We sent a copy of Innuendo to Akira Yamaoka through his Team Silent, and he appreciated the music and concept so we decided to do some kind of artistic collaboration. A remix exchange followed, in which we wrote a version of Rain of Brass Petals called Three Voices Edit. The remix is included on the Japanese soundtrack to Silent Hill 3. Akira chose to take on our Missing Link, and created a magic track that we released on Under the Sky.

Interlace15. Do you find it more beneficial to do remixes or have studio versions of your material appear on compilations?

We definitely prefer remixes, since most of our audience already has the original versions on CD. However, we get too many compilation requests to be able to provide a unique track for each one – it’s a lot of work to produce a quality remix that stands out enough from the original version to make it worth releasing.

16. Why was your band’s website created using instead of the band’s name?

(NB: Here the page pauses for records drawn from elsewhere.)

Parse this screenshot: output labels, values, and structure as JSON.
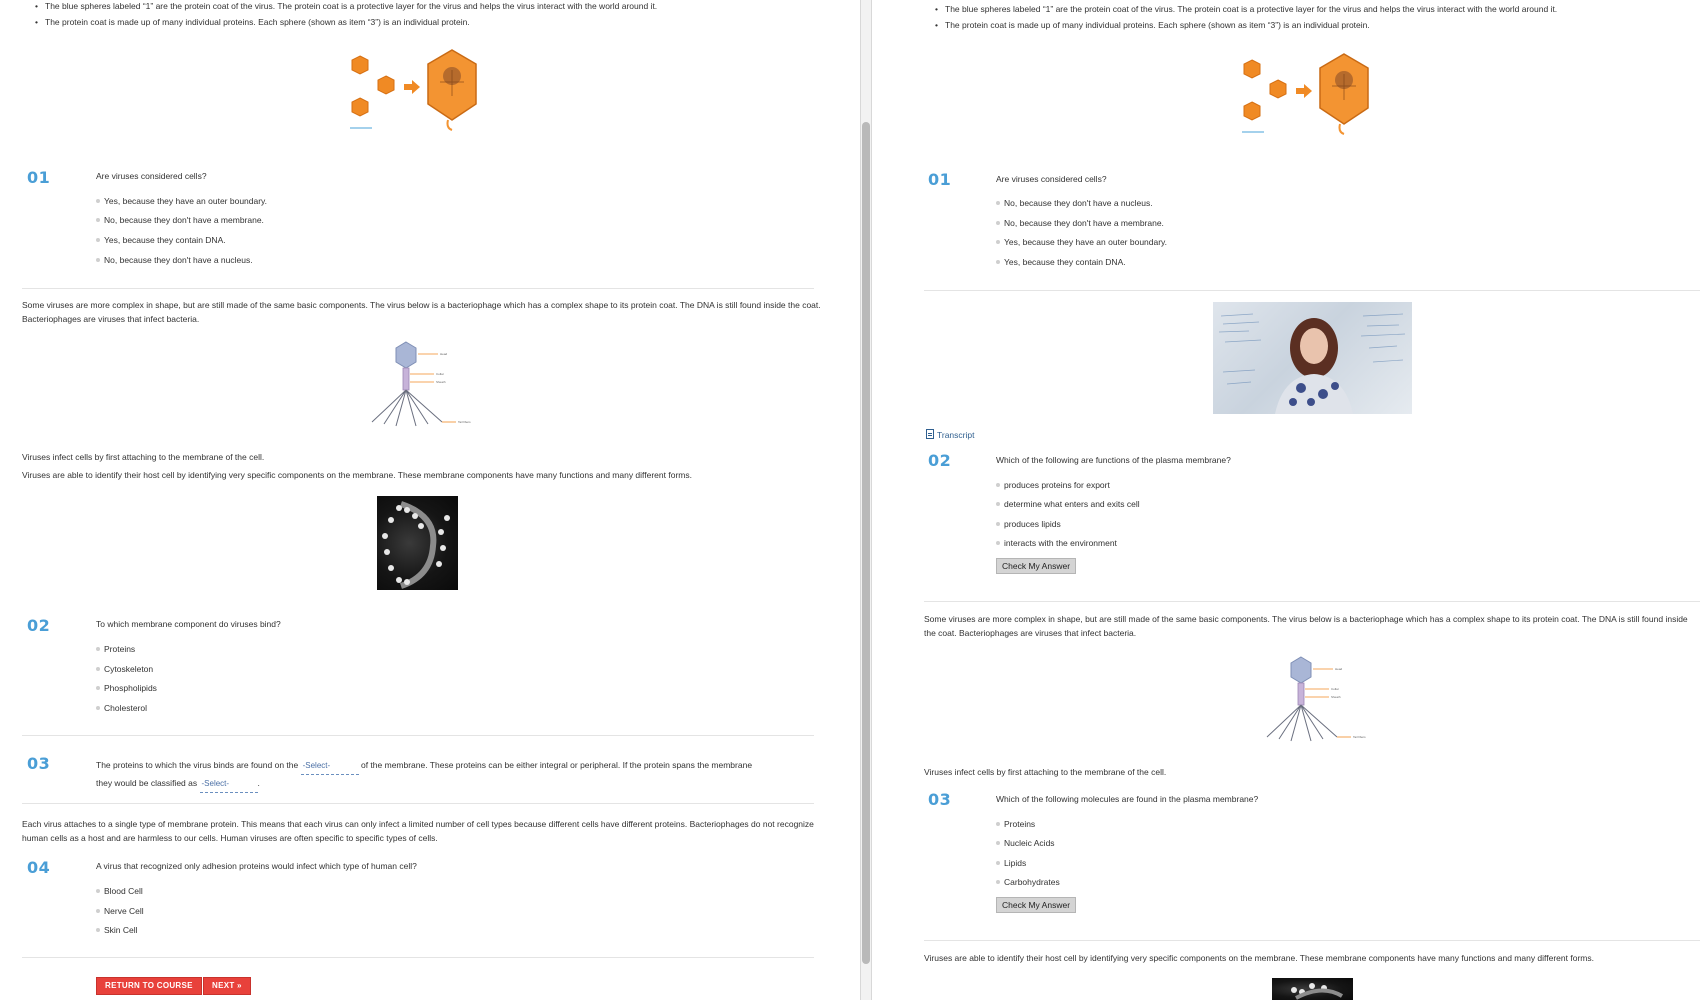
{
  "intro_bullets": [
    "The blue spheres labeled “1” are the protein coat of the virus. The protein coat is a protective layer for the virus and helps the virus interact with the world around it.",
    "The protein coat is made up of many individual proteins. Each sphere (shown as item “3”) is an individual protein."
  ],
  "paragraphs": {
    "complex": "Some viruses are more complex in shape, but are still made of the same basic components. The virus below is a bacteriophage which has a complex shape to its protein coat. The DNA is still found inside the coat. Bacteriophages are viruses that infect bacteria.",
    "infect": "Viruses infect cells by first attaching to the membrane of the cell.",
    "identify": "Viruses are able to identify their host cell by identifying very specific components on the membrane. These membrane components have many functions and many different forms.",
    "attach": "Each virus attaches to a single type of membrane protein. This means that each virus can only infect a limited number of cell types because different cells have different proteins. Bacteriophages do not recognize human cells as a host and are harmless to our cells. Human viruses are often specific to specific types of cells."
  },
  "left": {
    "q1": {
      "num": "01",
      "text": "Are viruses considered cells?",
      "options": [
        "Yes, because they have an outer boundary.",
        "No, because they don't have a membrane.",
        "Yes, because they contain DNA.",
        "No, because they don't have a nucleus."
      ]
    },
    "q2": {
      "num": "02",
      "text": "To which membrane component do viruses bind?",
      "options": [
        "Proteins",
        "Cytoskeleton",
        "Phospholipids",
        "Cholesterol"
      ]
    },
    "q3": {
      "num": "03",
      "text_a": "The proteins to which the virus binds are found on the",
      "select_a": "-Select-",
      "text_b": "of the membrane. These proteins can be either integral or peripheral. If the protein spans the membrane",
      "text_c": "they would be classified as",
      "select_b": "-Select-",
      "text_d": "."
    },
    "q4": {
      "num": "04",
      "text": "A virus that recognized only adhesion proteins would infect which type of human cell?",
      "options": [
        "Blood Cell",
        "Nerve Cell",
        "Skin Cell"
      ]
    },
    "return_btn": "RETURN TO COURSE",
    "next_btn": "NEXT »"
  },
  "right": {
    "q1": {
      "num": "01",
      "text": "Are viruses considered cells?",
      "options": [
        "No, because they don't have a nucleus.",
        "No, because they don't have a membrane.",
        "Yes, because they have an outer boundary.",
        "Yes, because they contain DNA."
      ]
    },
    "transcript": "Transcript",
    "q2": {
      "num": "02",
      "text": "Which of the following are functions of the plasma membrane?",
      "options": [
        "produces proteins for export",
        "determine what enters and exits cell",
        "produces lipids",
        "interacts with the environment"
      ]
    },
    "q3": {
      "num": "03",
      "text": "Which of the following molecules are found in the plasma membrane?",
      "options": [
        "Proteins",
        "Nucleic Acids",
        "Lipids",
        "Carbohydrates"
      ]
    },
    "check_btn": "Check My Answer"
  }
}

Although first and foremost being a music project, Interlace spans over a variety of artistic forms. We strive to incorporate all these expressions into one coherent framework, where each component adds to the total experience rather than being an independent piece of art. We use the term Design for a New Breed to encapsulate all Interlace art, and this is the logic behind the address of our official web site.

17. How did you come in contact with artist Dave McKean, who provided the cover art for Imago?

Teiaiel designed the cover art for Innuendo and Under the Sky, and she agreed to do Imago too. At the time she lived in London, working with digital effects for Dave McKean’s new movie Mirror Mask. Teiaiel introduced Dave to Interlace and asked if he would be interested in doing the Imago cover art together with her. He agreed, and that’s how the exciting collaboration came about.

18. Teiaiel,, has designed accessory apparel and props for Interlace’s stage show. How did this working relationship come to be? How long has Teiaiel been doing this for Interlace? Besides neck corsets and the bishop’s crosier, what other items have been designed for stage use?

Teiaiel is a good friend of ours, and we’ve been working together for several years. The props you mention are part of the Imago stage show, which Teiaiel designed and built together with us. Since each conceptual phase of Interlace means a completely new stage show has to be created, there is a lot of work involved in the live dimension. Teiaiel is a leading Scandinavian designer, and it’s of great value to us to have her involved in the process.